The department made the argument in a bid to fight the request, just one of several legal battles still unfolding over the former secretary of state’s personal email use.
The RNC had sued the department back in March for the records.
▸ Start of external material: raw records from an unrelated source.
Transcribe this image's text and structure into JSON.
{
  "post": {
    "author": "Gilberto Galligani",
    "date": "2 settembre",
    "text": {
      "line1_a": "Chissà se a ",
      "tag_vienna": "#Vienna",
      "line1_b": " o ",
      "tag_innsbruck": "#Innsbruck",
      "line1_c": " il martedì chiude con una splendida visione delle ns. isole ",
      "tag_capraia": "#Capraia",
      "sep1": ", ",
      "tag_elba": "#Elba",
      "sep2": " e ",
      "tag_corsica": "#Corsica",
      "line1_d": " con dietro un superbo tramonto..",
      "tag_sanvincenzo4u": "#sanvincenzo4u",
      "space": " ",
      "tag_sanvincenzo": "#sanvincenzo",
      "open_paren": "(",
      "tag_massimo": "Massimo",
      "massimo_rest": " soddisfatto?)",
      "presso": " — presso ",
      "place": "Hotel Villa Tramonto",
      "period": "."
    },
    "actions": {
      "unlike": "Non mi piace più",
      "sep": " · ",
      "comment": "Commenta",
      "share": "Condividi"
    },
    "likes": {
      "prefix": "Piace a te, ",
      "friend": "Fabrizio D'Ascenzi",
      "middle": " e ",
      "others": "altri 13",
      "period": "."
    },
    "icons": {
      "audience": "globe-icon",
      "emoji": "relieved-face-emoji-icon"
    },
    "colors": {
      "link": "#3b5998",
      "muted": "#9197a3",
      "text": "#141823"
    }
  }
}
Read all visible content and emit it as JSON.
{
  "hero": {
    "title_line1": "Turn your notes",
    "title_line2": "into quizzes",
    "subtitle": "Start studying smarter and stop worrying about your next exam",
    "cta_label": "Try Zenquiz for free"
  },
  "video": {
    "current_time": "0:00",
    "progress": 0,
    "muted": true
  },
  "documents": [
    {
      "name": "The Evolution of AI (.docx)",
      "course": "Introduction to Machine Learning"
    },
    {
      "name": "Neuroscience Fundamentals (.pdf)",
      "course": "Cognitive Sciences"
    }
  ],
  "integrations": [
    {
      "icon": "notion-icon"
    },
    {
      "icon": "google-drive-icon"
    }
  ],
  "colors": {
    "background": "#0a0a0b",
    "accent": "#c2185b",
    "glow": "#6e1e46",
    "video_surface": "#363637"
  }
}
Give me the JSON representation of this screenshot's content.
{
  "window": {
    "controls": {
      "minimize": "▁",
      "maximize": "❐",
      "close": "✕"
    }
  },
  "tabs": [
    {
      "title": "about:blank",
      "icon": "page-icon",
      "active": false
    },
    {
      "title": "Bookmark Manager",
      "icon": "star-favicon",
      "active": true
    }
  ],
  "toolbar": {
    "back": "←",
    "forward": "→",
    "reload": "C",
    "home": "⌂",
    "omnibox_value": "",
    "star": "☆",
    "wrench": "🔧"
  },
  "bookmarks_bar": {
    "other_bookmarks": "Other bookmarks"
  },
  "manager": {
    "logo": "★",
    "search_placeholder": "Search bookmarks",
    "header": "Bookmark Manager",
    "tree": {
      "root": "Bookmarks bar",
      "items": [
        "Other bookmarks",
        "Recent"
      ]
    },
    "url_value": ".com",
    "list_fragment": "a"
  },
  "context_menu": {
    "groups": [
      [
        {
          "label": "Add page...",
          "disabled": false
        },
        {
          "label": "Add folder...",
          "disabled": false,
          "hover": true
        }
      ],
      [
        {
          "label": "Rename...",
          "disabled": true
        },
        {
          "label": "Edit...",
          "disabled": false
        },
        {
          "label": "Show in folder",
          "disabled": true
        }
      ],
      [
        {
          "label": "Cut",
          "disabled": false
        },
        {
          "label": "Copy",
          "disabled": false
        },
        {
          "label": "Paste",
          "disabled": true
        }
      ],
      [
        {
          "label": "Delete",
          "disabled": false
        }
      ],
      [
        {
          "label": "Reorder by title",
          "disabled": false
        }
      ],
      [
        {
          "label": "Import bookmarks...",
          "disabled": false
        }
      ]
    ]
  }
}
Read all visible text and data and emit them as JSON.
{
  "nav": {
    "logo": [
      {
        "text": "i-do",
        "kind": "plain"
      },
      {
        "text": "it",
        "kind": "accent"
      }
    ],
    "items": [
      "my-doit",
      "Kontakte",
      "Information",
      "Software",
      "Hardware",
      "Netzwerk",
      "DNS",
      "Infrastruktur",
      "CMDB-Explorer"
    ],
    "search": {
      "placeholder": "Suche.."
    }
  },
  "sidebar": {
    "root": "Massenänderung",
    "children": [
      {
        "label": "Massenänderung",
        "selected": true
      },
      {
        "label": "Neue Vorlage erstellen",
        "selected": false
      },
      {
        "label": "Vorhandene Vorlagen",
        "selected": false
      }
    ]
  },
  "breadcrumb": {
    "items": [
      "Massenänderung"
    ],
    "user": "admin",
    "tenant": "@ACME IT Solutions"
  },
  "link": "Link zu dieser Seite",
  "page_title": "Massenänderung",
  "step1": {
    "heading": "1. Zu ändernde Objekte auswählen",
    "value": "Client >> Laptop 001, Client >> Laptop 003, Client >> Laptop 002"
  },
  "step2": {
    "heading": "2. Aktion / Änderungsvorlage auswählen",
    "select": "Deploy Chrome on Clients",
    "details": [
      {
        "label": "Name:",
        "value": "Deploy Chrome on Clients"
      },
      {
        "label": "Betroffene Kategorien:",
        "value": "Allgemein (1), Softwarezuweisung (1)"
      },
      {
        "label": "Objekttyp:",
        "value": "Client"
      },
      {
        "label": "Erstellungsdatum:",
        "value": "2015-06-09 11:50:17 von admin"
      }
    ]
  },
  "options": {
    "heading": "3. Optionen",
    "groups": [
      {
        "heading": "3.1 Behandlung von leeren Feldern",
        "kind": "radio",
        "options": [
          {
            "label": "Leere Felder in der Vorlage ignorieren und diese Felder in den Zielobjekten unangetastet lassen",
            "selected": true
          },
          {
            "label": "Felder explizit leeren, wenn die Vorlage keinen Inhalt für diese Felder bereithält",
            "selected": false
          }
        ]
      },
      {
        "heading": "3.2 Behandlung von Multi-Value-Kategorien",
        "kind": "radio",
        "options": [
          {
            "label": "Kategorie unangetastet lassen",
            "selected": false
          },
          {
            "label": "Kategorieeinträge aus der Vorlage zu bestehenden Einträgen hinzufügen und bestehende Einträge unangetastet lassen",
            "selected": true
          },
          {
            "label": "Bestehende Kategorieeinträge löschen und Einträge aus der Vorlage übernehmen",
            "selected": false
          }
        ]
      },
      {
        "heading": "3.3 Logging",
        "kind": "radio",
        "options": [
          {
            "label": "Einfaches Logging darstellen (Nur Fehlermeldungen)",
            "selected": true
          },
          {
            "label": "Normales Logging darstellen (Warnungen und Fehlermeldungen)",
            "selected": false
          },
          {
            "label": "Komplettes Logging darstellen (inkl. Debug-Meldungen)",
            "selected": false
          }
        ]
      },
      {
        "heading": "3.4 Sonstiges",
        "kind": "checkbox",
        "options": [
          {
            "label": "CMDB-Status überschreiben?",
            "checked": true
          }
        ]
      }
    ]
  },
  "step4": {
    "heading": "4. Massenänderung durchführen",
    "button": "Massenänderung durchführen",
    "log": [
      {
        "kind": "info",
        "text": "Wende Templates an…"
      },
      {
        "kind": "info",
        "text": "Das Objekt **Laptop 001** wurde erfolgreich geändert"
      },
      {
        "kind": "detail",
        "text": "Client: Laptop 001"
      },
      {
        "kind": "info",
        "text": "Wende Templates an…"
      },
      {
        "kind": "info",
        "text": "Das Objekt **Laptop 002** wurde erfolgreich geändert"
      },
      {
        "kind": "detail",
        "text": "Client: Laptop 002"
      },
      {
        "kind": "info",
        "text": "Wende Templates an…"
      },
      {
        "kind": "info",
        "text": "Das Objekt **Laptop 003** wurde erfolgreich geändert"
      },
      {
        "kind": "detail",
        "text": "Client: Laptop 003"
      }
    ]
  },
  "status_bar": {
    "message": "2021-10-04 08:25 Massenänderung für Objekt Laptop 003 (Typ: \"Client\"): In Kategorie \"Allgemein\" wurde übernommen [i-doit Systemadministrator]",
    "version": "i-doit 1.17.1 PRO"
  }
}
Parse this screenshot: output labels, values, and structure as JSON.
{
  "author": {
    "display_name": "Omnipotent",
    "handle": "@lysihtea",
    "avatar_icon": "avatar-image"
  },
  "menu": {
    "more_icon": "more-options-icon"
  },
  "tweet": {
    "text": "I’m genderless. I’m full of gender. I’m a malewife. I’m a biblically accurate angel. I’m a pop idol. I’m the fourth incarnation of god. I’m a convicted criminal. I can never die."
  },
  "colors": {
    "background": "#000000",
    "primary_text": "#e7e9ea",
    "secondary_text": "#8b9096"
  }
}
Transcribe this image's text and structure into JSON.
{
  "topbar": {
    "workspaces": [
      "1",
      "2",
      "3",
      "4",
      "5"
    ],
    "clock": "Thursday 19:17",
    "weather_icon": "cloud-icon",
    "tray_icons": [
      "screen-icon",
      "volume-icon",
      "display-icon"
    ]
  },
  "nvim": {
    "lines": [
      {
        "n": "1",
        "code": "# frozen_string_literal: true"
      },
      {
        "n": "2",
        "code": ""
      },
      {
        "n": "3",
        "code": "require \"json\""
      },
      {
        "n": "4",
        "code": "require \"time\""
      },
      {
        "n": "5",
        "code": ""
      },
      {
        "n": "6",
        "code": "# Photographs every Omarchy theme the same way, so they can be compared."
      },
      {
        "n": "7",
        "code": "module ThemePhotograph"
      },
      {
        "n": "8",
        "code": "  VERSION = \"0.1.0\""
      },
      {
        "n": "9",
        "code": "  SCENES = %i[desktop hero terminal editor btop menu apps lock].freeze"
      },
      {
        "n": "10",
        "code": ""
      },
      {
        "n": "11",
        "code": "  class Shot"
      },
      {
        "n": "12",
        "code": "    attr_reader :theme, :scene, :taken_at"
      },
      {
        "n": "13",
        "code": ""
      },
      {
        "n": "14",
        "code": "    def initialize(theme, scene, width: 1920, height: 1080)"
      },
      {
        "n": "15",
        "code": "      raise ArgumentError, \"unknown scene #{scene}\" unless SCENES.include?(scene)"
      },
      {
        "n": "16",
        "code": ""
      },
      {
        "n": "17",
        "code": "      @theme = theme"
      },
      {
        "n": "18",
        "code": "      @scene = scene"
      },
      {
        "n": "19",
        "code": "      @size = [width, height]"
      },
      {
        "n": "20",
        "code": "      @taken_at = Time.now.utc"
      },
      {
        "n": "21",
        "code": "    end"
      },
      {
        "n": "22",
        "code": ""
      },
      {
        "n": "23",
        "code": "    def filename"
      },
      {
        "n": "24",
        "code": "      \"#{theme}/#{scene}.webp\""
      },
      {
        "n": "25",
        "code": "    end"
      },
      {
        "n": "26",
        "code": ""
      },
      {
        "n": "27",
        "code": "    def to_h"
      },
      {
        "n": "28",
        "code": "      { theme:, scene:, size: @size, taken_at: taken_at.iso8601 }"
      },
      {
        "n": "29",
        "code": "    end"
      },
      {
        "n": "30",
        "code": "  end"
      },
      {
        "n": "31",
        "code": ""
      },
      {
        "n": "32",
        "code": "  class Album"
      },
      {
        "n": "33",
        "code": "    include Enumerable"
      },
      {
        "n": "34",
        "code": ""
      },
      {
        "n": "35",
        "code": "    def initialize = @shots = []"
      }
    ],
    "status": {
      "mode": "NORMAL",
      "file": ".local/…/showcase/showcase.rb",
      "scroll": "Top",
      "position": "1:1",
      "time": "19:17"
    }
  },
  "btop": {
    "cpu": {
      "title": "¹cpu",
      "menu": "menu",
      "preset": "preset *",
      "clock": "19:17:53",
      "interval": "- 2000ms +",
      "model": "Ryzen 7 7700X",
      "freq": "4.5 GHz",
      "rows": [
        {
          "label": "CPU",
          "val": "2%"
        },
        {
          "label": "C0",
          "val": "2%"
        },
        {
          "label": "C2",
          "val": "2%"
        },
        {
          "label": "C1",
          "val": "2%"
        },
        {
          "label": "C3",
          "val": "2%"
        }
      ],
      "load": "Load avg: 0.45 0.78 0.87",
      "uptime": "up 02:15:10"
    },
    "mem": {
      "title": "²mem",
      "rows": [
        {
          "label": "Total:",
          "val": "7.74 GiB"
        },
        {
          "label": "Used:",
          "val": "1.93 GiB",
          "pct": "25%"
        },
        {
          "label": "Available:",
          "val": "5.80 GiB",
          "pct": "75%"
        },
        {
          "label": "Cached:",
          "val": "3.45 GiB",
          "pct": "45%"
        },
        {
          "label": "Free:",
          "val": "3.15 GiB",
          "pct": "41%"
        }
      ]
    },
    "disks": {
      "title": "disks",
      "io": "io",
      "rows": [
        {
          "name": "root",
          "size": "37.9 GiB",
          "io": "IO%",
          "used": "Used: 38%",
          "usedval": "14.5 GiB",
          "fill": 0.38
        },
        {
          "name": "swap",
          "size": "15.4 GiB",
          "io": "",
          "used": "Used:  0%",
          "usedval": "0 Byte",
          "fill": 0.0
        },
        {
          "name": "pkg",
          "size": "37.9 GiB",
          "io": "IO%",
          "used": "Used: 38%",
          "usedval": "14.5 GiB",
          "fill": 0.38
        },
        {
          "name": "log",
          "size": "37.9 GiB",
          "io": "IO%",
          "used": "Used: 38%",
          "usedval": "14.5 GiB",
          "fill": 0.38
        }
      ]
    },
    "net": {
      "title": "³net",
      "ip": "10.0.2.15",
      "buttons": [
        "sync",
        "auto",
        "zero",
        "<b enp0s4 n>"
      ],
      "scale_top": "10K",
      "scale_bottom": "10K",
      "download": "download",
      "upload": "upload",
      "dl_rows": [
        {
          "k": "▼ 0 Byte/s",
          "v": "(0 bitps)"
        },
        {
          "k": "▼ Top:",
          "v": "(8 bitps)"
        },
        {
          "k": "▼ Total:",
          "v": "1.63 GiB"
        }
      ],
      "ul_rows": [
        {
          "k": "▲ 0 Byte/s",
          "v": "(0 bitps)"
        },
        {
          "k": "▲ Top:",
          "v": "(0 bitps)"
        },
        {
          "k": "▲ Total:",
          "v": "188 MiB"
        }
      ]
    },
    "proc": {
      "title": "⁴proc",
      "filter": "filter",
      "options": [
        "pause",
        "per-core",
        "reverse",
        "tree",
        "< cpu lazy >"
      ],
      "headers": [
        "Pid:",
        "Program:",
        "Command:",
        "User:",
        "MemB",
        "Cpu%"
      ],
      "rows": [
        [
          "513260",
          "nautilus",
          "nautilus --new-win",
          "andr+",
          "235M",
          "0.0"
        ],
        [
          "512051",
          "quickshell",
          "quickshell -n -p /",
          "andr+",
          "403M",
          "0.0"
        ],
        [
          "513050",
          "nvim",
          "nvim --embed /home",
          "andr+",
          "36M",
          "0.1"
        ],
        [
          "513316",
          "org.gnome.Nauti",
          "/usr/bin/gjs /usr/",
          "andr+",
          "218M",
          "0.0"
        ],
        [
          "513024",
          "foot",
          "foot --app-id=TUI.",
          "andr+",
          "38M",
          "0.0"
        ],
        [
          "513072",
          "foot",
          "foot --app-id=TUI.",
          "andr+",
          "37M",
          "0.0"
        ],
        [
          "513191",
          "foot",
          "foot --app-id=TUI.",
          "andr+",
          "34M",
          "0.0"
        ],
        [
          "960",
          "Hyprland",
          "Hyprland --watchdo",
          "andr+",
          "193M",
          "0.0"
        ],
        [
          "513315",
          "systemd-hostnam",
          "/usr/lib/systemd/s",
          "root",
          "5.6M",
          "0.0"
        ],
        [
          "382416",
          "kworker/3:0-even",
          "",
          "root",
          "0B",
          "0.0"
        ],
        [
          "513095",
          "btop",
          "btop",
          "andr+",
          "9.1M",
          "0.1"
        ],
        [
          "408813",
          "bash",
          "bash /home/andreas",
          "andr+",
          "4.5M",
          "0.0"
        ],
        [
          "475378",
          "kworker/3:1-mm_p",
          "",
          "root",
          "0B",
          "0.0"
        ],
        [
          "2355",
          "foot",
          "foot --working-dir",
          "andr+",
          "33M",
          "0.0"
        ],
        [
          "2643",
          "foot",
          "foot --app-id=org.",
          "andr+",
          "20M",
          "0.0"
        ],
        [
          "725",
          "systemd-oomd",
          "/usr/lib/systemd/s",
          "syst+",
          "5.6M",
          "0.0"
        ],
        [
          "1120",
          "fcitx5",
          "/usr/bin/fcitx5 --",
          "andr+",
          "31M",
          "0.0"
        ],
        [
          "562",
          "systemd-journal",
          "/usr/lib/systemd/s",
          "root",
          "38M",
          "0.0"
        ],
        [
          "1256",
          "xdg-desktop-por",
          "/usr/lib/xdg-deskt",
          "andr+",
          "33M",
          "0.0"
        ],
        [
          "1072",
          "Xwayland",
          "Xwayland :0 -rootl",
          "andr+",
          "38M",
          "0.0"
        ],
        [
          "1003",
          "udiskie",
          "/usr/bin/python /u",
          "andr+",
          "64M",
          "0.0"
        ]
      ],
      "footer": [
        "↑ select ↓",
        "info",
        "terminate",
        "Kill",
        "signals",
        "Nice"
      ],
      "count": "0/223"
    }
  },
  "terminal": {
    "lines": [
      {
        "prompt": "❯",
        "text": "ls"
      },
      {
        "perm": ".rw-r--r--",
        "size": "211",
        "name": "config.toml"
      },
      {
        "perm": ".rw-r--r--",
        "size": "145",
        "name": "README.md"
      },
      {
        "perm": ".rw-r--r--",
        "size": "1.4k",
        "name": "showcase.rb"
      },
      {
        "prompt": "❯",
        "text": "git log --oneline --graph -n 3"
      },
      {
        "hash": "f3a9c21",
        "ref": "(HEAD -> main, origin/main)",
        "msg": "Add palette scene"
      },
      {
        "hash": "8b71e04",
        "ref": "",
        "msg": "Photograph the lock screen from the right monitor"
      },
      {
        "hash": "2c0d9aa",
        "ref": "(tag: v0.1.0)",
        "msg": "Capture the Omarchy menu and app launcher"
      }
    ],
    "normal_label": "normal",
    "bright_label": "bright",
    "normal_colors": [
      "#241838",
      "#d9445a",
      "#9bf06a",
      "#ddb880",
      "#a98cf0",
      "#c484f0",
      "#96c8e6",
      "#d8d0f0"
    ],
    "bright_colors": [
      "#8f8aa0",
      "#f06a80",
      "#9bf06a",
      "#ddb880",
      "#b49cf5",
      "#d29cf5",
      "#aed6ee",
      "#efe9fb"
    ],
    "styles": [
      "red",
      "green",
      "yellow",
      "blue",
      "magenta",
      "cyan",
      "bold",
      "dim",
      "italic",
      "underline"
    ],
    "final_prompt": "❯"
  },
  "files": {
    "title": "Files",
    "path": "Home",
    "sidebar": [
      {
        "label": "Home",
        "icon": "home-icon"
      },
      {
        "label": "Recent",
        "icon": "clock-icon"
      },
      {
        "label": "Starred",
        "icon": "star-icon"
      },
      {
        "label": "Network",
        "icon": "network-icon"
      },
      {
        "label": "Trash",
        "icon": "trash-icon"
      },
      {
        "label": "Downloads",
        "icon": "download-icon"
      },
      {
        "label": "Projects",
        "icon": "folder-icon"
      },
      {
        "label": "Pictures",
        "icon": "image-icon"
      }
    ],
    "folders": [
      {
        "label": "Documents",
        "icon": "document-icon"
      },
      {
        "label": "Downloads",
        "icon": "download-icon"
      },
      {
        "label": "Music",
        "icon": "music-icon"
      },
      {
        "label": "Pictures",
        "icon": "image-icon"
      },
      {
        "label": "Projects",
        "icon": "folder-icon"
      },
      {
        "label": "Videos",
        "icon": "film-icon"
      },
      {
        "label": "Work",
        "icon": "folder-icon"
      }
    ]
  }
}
The party is seeking years’ worth of emails for top Clinton aides including former chief of staff Cheryl Mills, adviser Jacob Sullivan and Bryan Pagliano, an IT specialist who helped set up Clinton’s server and struck an immunity deal with the Justice Department in the ongoing FBI probe.
A court filing last Wednesday before the U.S. District Court for the District of Columbia estimated that -- not counting the Pagliano request – processing the records would take 75 years, considering the time it takes to review what would be hundreds of thousands of pages.
“FOIA requests are not supposed to be labored over for generations,” said the court filing, which sought summary judgment on the basis the RNC request was too broad and burdensome.
State Department officials defended the court filing on Tuesday.
Spokesman Mark Toner told Fox News the claim it could take 75 years is “not an outlandish estimation, believe it or not.”
Meanwhile, Pagliano also moved Tuesday to keep his own records under wraps in a separate case.
The ex-staffer who set up Clinton's home email server filed documents under seal in response to a judge's directive that he reveal his immunity arrangement with the Justice Department.
The motion was hidden from public view, and two exhibits were also sealed.
Pagliano last week said he would not testify in an upcoming deposition sought by conservative legal advocacy group Judicial Watch, which has sued for information about Clinton's email server.
In response, U.S. District Judge Emmet Sullivan gave Pagliano until Tuesday evening to file with the court a copy of his immunity agreement.
On another front, the State Department said Tuesday that Clinton’s use of private email was not widely known, further undercutting claims she made as recently as Sunday.
Speaking with ABC News, Clinton said, “Everybody in the department knew that I was emailing from a personal address. Hundreds of people knew it.”
Toner, though, said Tuesday that “really no one among the senior staff had a full and comprehensive knowledge of how much she was using her personal email and if they had, they probably would have done it differently.”
The State Department was responding to questions about the deposition of aide Stephen Mull in a civil lawsuit. Mull, who ran Clinton's office, said he couldn't remember when he first learned about her private email, or why he suggested she get a government email account instead.
Fox News’ Catherine Herridge and The Associated Press contributed to this report.